Apparently the passing of Hercules not only dumped over a foot of snow on us (currently at 14" or about 40cm since new year's eve), but it opened up the door for a polar vortex. This is a large arctic cyclone that persist year round at close to the North Pole, and occasionally dips down to pay a visit to the US, sort of like a frigid Santa Claus. This time the vortex is forecast to dip down pretty extensively, all the way to the Deep South, with temperatures in Atlanta below those in Alaska. Temperatures in Northern Illinois currently are dropping with about 2 degrees F each hour, and are bound to end up at -17 degrees F (-26 degrees C) tonight.
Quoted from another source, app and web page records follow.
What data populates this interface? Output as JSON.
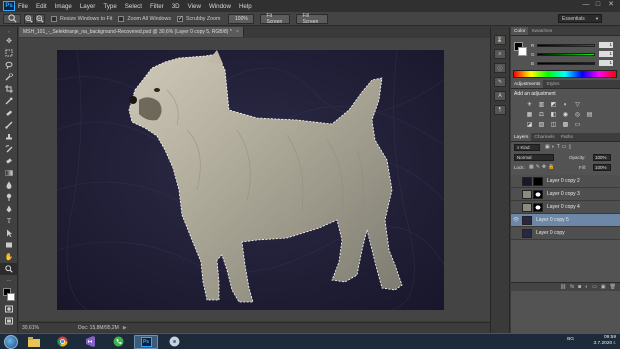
{
  "app": {
    "logo": "Ps"
  },
  "menu": [
    "File",
    "Edit",
    "Image",
    "Layer",
    "Type",
    "Select",
    "Filter",
    "3D",
    "View",
    "Window",
    "Help"
  ],
  "window_controls": {
    "minimize": "—",
    "maximize": "□",
    "close": "✕"
  },
  "options": {
    "resize_windows": "Resize Windows to Fit",
    "zoom_all": "Zoom All Windows",
    "scrubby": "Scrubby Zoom",
    "zoom_100": "100%",
    "fit_screen": "Fit Screen",
    "fill_screen": "Fill Screen",
    "workspace": "Essentials"
  },
  "document": {
    "tab_title": "MSH_101_-_Selektiranje_na_background-Recovered.psd @ 30,6% (Layer 0 copy 5, RGB/8) *",
    "close": "×"
  },
  "status": {
    "zoom": "30,61%",
    "doc": "Doc: 15,8M/95,2M"
  },
  "panels": {
    "color_tabs": [
      "Color",
      "Swatches"
    ],
    "color_values": [
      "1",
      "1",
      "1"
    ],
    "color_channels": [
      "R",
      "G",
      "B"
    ],
    "adj_tabs": [
      "Adjustments",
      "Styles"
    ],
    "adj_title": "Add an adjustment",
    "layers_tabs": [
      "Layers",
      "Channels",
      "Paths"
    ],
    "kind": "Kind",
    "blend_mode": "Normal",
    "opacity_label": "Opacity:",
    "opacity": "100%",
    "lock_label": "Lock:",
    "fill_label": "Fill:",
    "fill": "100%",
    "layers": [
      {
        "name": "Layer 0 copy 2",
        "visible": false,
        "selected": false,
        "mask": true
      },
      {
        "name": "Layer 0 copy 3",
        "visible": false,
        "selected": false,
        "mask": true
      },
      {
        "name": "Layer 0 copy 4",
        "visible": false,
        "selected": false,
        "mask": true
      },
      {
        "name": "Layer 0 copy 5",
        "visible": true,
        "selected": true,
        "mask": false
      },
      {
        "name": "Layer 0 copy",
        "visible": false,
        "selected": false,
        "mask": false
      }
    ]
  },
  "taskbar": {
    "lang": "BG",
    "time": "09:59",
    "date": "3.7.2020 г."
  }
}
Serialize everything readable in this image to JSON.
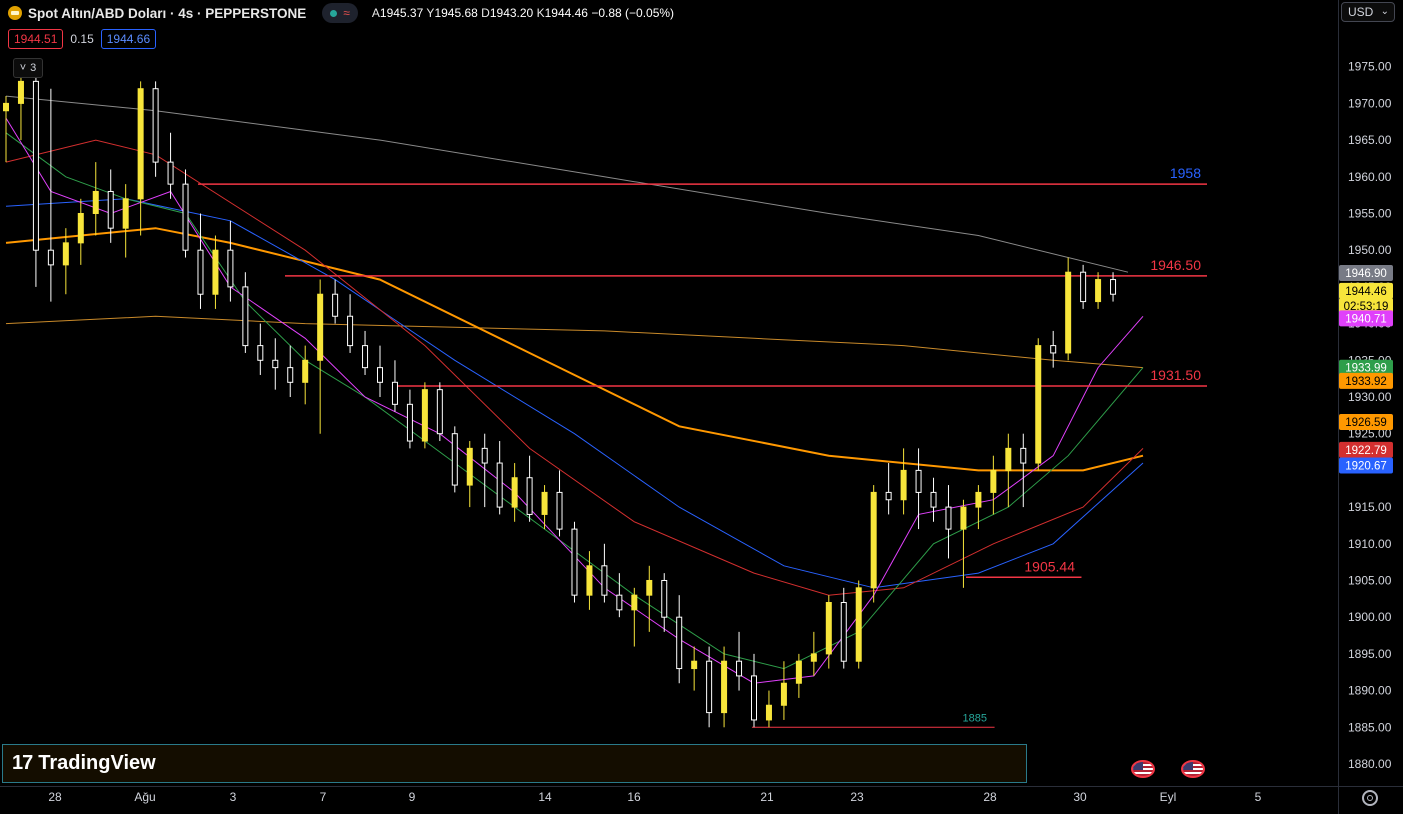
{
  "header": {
    "title": "Spot Altın/ABD Doları · 4s · PEPPERSTONE",
    "ohlc": [
      {
        "label": "A",
        "value": "1945.37"
      },
      {
        "label": "Y",
        "value": "1945.68"
      },
      {
        "label": "D",
        "value": "1943.20"
      },
      {
        "label": "K",
        "value": "1944.46"
      }
    ],
    "change": "−0.88 (−0.05%)",
    "status_wave": "≈"
  },
  "trade": {
    "bid": "1944.51",
    "spread": "0.15",
    "ask": "1944.66"
  },
  "collapse": {
    "count": "3",
    "chevron": "˅"
  },
  "currency": {
    "label": "USD",
    "chevron": "⌄"
  },
  "branding": {
    "logo_mark": "17",
    "logo_text": "TradingView"
  },
  "colors": {
    "bull": "#f7e53b",
    "bear": "#ffffff",
    "hline": "#f23645",
    "ma_gray": "#8a8a8a",
    "ma_orange_thick": "#ff9800",
    "ma_orange_thin": "#c98a2a",
    "ma_blue": "#2962ff",
    "ma_red": "#d32f2f",
    "ma_green": "#2e9e4a",
    "ma_magenta": "#e040fb"
  },
  "chart_data": {
    "type": "candlestick",
    "yaxis": {
      "ticks": [
        "1975.00",
        "1970.00",
        "1965.00",
        "1960.00",
        "1955.00",
        "1950.00",
        "1945.00",
        "1940.00",
        "1935.00",
        "1930.00",
        "1925.00",
        "1915.00",
        "1910.00",
        "1905.00",
        "1900.00",
        "1895.00",
        "1890.00",
        "1885.00",
        "1880.00"
      ],
      "range": [
        1877,
        1980
      ]
    },
    "xaxis": {
      "labels": [
        "28",
        "Ağu",
        "3",
        "7",
        "9",
        "14",
        "16",
        "21",
        "23",
        "28",
        "30",
        "Eyl",
        "5"
      ]
    },
    "horizontal_levels": [
      {
        "value": 1959,
        "from": 0.148,
        "to": 1,
        "label": "1958",
        "label_color": "#2962ff"
      },
      {
        "value": 1946.5,
        "from": 0.213,
        "to": 1,
        "label": "1946.50",
        "label_color": "#f23645"
      },
      {
        "value": 1931.5,
        "from": 0.295,
        "to": 1,
        "label": "1931.50",
        "label_color": "#f23645"
      },
      {
        "value": 1905.44,
        "from": 0.722,
        "to": 0.896,
        "label": "1905.44",
        "label_color": "#f23645"
      },
      {
        "value": 1885,
        "from": 0.562,
        "to": 0.824,
        "label": "1885",
        "label_color": "#26a69a"
      }
    ],
    "price_badges": [
      {
        "value": "1946.90",
        "bg": "#787b86",
        "fg": "#ffffff",
        "y": 1946.9
      },
      {
        "value": "1944.46",
        "bg": "#f7e53b",
        "fg": "#000000",
        "y": 1944.46
      },
      {
        "value": "02:53:19",
        "bg": "#f7e53b",
        "fg": "#000000",
        "y": 1942.4
      },
      {
        "value": "1940.71",
        "bg": "#e040fb",
        "fg": "#ffffff",
        "y": 1940.71
      },
      {
        "value": "1933.99",
        "bg": "#2e9e4a",
        "fg": "#ffffff",
        "y": 1933.99
      },
      {
        "value": "1933.92",
        "bg": "#ff9800",
        "fg": "#000000",
        "y": 1932.2
      },
      {
        "value": "1926.59",
        "bg": "#ff9800",
        "fg": "#000000",
        "y": 1926.59
      },
      {
        "value": "1922.79",
        "bg": "#d32f2f",
        "fg": "#ffffff",
        "y": 1922.79
      },
      {
        "value": "1920.67",
        "bg": "#2962ff",
        "fg": "#ffffff",
        "y": 1920.67
      }
    ],
    "candles": [
      [
        0.0,
        1969,
        1971,
        1962,
        1970
      ],
      [
        0.01,
        1970,
        1975,
        1965,
        1973
      ],
      [
        0.02,
        1973,
        1974,
        1945,
        1950
      ],
      [
        0.03,
        1950,
        1972,
        1943,
        1948
      ],
      [
        0.04,
        1948,
        1953,
        1944,
        1951
      ],
      [
        0.05,
        1951,
        1957,
        1948,
        1955
      ],
      [
        0.06,
        1955,
        1962,
        1952,
        1958
      ],
      [
        0.07,
        1958,
        1961,
        1951,
        1953
      ],
      [
        0.08,
        1953,
        1959,
        1949,
        1957
      ],
      [
        0.09,
        1957,
        1973,
        1952,
        1972
      ],
      [
        0.1,
        1972,
        1973,
        1960,
        1962
      ],
      [
        0.11,
        1962,
        1966,
        1957,
        1959
      ],
      [
        0.12,
        1959,
        1961,
        1949,
        1950
      ],
      [
        0.13,
        1950,
        1955,
        1942,
        1944
      ],
      [
        0.14,
        1944,
        1952,
        1942,
        1950
      ],
      [
        0.15,
        1950,
        1954,
        1943,
        1945
      ],
      [
        0.16,
        1945,
        1947,
        1936,
        1937
      ],
      [
        0.17,
        1937,
        1940,
        1933,
        1935
      ],
      [
        0.18,
        1935,
        1938,
        1931,
        1934
      ],
      [
        0.19,
        1934,
        1937,
        1930,
        1932
      ],
      [
        0.2,
        1932,
        1937,
        1929,
        1935
      ],
      [
        0.21,
        1935,
        1946,
        1925,
        1944
      ],
      [
        0.22,
        1944,
        1946,
        1940,
        1941
      ],
      [
        0.23,
        1941,
        1944,
        1936,
        1937
      ],
      [
        0.24,
        1937,
        1939,
        1933,
        1934
      ],
      [
        0.25,
        1934,
        1937,
        1930,
        1932
      ],
      [
        0.26,
        1932,
        1935,
        1928,
        1929
      ],
      [
        0.27,
        1929,
        1931,
        1923,
        1924
      ],
      [
        0.28,
        1924,
        1932,
        1923,
        1931
      ],
      [
        0.29,
        1931,
        1932,
        1924,
        1925
      ],
      [
        0.3,
        1925,
        1926,
        1917,
        1918
      ],
      [
        0.31,
        1918,
        1924,
        1915,
        1923
      ],
      [
        0.32,
        1923,
        1925,
        1915,
        1921
      ],
      [
        0.33,
        1921,
        1924,
        1914,
        1915
      ],
      [
        0.34,
        1915,
        1921,
        1913,
        1919
      ],
      [
        0.35,
        1919,
        1922,
        1913,
        1914
      ],
      [
        0.36,
        1914,
        1918,
        1912,
        1917
      ],
      [
        0.37,
        1917,
        1920,
        1911,
        1912
      ],
      [
        0.38,
        1912,
        1913,
        1902,
        1903
      ],
      [
        0.39,
        1903,
        1909,
        1901,
        1907
      ],
      [
        0.4,
        1907,
        1910,
        1902,
        1903
      ],
      [
        0.41,
        1903,
        1906,
        1900,
        1901
      ],
      [
        0.42,
        1901,
        1904,
        1896,
        1903
      ],
      [
        0.43,
        1903,
        1907,
        1898,
        1905
      ],
      [
        0.44,
        1905,
        1906,
        1898,
        1900
      ],
      [
        0.45,
        1900,
        1903,
        1891,
        1893
      ],
      [
        0.46,
        1893,
        1896,
        1890,
        1894
      ],
      [
        0.47,
        1894,
        1896,
        1885,
        1887
      ],
      [
        0.48,
        1887,
        1896,
        1885,
        1894
      ],
      [
        0.49,
        1894,
        1898,
        1890,
        1892
      ],
      [
        0.5,
        1892,
        1895,
        1885,
        1886
      ],
      [
        0.51,
        1886,
        1890,
        1885,
        1888
      ],
      [
        0.52,
        1888,
        1894,
        1886,
        1891
      ],
      [
        0.53,
        1891,
        1895,
        1889,
        1894
      ],
      [
        0.54,
        1894,
        1898,
        1892,
        1895
      ],
      [
        0.55,
        1895,
        1903,
        1893,
        1902
      ],
      [
        0.56,
        1902,
        1904,
        1893,
        1894
      ],
      [
        0.57,
        1894,
        1905,
        1893,
        1904
      ],
      [
        0.58,
        1904,
        1918,
        1902,
        1917
      ],
      [
        0.59,
        1917,
        1921,
        1914,
        1916
      ],
      [
        0.6,
        1916,
        1923,
        1914,
        1920
      ],
      [
        0.61,
        1920,
        1923,
        1912,
        1917
      ],
      [
        0.62,
        1917,
        1919,
        1913,
        1915
      ],
      [
        0.63,
        1915,
        1918,
        1908,
        1912
      ],
      [
        0.64,
        1912,
        1916,
        1904,
        1915
      ],
      [
        0.65,
        1915,
        1918,
        1912,
        1917
      ],
      [
        0.66,
        1917,
        1922,
        1914,
        1920
      ],
      [
        0.67,
        1920,
        1925,
        1915,
        1923
      ],
      [
        0.68,
        1923,
        1925,
        1915,
        1921
      ],
      [
        0.69,
        1921,
        1938,
        1920,
        1937
      ],
      [
        0.7,
        1937,
        1939,
        1934,
        1936
      ],
      [
        0.71,
        1936,
        1949,
        1935,
        1947
      ],
      [
        0.72,
        1947,
        1948,
        1942,
        1943
      ],
      [
        0.73,
        1943,
        1947,
        1942,
        1946
      ],
      [
        0.74,
        1946,
        1947,
        1943,
        1944
      ]
    ]
  }
}
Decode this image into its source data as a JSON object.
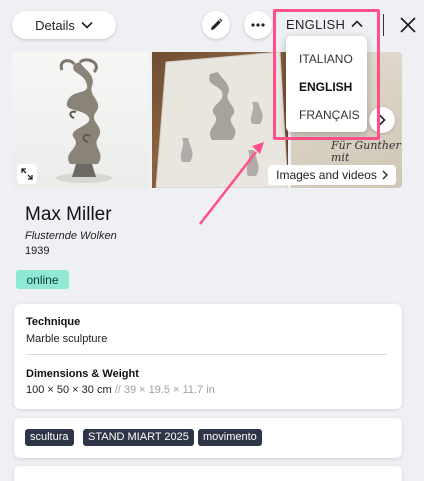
{
  "header": {
    "details_label": "Details",
    "language_current": "ENGLISH"
  },
  "language_menu": {
    "options": [
      {
        "label": "ITALIANO",
        "selected": false
      },
      {
        "label": "ENGLISH",
        "selected": true
      },
      {
        "label": "FRANÇAIS",
        "selected": false
      }
    ]
  },
  "gallery": {
    "images_videos_label": "Images and videos",
    "handwriting_line1": "Für Gunther",
    "handwriting_line2": "mit Zuneigung."
  },
  "artwork": {
    "artist": "Max Miller",
    "title": "Flusternde Wolken",
    "year": "1939",
    "status": "online"
  },
  "info": {
    "technique_label": "Technique",
    "technique_value": "Marble sculpture",
    "dimensions_label": "Dimensions & Weight",
    "dimensions_cm": "100 × 50 × 30 cm",
    "dimensions_in": "// 39 × 19.5 × 11.7 in"
  },
  "tags": [
    "scultura",
    "STAND MIART 2025",
    "movimento"
  ],
  "colors": {
    "highlight": "#ff4f8a",
    "status_badge": "#8ee8d4",
    "tag_bg": "#2f3548"
  },
  "icons": [
    "chevron-down-icon",
    "pencil-icon",
    "more-icon",
    "chevron-up-icon",
    "close-icon",
    "expand-icon",
    "chevron-right-icon"
  ]
}
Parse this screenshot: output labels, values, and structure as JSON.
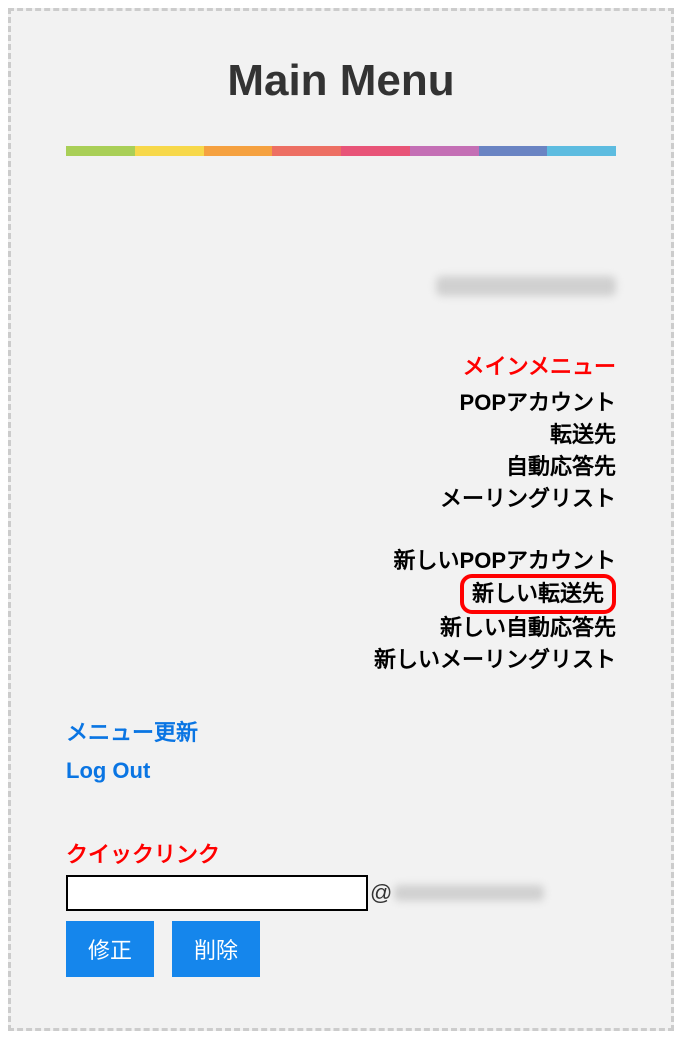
{
  "header": {
    "title": "Main Menu"
  },
  "menu": {
    "header_label": "メインメニュー",
    "items1": [
      "POPアカウント",
      "転送先",
      "自動応答先",
      "メーリングリスト"
    ],
    "items2": [
      "新しいPOPアカウント",
      "新しい転送先",
      "新しい自動応答先",
      "新しいメーリングリスト"
    ],
    "highlighted_index": 1
  },
  "left_links": {
    "refresh_label": "メニュー更新",
    "logout_label": "Log Out"
  },
  "quick_link": {
    "header": "クイックリンク",
    "input_value": "",
    "at_symbol": "@",
    "edit_button": "修正",
    "delete_button": "削除"
  }
}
It's still several degrees away from the all-time low of -27 degrees F, but combined with cyclone winds gusting at 30 mph you get a crisis situation for a Mexican Hairless trained for 17 years to do her thing outside. By tomorrow, we are not getting much warmer, and will likely not top the lowest daytime high temperature of -11 degrees F (-23 degrees C). GABROEN will report out in a next post whether that record will indeed be crashed, like when the 5 feet long icicles decorating our gutters will inevitably come crashing down at some point. We may even venture out for a minute, just to experience what such frigidness feels like.

Wishing all a happy New Year with many new experiences, and may the polar vortex not be on your side of the globe.